_INSTRUCTIONS TO FOLLOW_:
Lift out all lines below that contain "Adjustment".

______

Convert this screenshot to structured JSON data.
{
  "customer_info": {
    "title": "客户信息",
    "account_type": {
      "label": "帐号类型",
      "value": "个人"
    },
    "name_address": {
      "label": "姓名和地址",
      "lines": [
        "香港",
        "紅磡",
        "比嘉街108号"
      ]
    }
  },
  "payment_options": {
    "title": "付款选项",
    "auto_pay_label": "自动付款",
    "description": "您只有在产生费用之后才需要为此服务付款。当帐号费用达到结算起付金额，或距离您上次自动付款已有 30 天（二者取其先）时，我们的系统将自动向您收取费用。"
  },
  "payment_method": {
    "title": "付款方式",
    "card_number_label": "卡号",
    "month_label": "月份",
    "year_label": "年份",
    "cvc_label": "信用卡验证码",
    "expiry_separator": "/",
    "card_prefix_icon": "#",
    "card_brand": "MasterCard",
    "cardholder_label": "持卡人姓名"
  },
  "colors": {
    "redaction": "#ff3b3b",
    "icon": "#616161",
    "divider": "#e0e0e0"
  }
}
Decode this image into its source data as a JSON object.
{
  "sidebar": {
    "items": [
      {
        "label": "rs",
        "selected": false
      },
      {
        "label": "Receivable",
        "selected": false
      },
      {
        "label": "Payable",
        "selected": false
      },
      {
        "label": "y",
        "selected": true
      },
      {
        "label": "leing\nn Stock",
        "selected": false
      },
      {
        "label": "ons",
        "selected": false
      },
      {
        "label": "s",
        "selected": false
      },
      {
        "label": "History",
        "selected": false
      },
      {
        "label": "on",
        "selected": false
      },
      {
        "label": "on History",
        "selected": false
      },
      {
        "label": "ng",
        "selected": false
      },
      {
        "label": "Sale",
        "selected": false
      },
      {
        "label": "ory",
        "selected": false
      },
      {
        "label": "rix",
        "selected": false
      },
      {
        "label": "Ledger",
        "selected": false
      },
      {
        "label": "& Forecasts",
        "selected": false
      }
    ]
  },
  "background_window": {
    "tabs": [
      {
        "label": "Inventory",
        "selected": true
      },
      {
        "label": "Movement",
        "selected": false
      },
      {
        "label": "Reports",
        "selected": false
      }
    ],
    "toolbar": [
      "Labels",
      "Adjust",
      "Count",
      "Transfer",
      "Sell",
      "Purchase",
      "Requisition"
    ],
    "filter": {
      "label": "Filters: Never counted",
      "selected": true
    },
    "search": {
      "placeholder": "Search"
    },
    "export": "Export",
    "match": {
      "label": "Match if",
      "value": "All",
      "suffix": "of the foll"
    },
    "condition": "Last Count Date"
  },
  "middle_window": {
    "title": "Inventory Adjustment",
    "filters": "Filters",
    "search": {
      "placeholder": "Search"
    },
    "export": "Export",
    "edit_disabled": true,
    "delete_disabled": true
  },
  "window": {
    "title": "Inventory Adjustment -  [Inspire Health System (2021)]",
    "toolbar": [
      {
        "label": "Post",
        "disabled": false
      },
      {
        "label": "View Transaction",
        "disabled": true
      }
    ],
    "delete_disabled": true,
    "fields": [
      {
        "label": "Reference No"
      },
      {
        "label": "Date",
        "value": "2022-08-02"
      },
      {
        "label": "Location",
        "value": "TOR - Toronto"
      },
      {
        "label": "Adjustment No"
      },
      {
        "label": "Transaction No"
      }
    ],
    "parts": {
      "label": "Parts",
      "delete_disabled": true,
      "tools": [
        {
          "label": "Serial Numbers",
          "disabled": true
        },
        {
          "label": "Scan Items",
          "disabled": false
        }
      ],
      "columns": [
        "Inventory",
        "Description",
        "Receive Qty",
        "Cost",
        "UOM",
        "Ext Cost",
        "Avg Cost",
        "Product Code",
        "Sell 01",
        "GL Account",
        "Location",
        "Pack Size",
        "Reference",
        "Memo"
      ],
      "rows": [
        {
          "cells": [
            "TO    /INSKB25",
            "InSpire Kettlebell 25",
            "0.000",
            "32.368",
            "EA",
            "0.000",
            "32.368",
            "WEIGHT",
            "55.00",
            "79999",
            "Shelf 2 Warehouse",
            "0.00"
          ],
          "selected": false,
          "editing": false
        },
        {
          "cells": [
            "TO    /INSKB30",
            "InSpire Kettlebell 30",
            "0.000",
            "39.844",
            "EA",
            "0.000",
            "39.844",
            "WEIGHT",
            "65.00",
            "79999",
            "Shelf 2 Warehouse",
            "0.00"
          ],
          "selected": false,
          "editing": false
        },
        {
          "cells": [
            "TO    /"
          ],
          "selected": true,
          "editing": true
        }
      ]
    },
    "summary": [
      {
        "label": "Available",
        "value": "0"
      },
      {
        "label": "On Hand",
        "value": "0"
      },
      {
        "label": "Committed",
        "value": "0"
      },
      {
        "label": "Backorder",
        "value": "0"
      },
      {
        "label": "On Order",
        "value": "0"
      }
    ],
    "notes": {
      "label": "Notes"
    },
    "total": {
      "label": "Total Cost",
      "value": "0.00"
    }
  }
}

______

_TASK OUTPUT_:
    "title": "Inventory Adjustment",
    "title": "Inventory Adjustment -  [Inspire Health System (2021)]",
        "label": "Adjustment No"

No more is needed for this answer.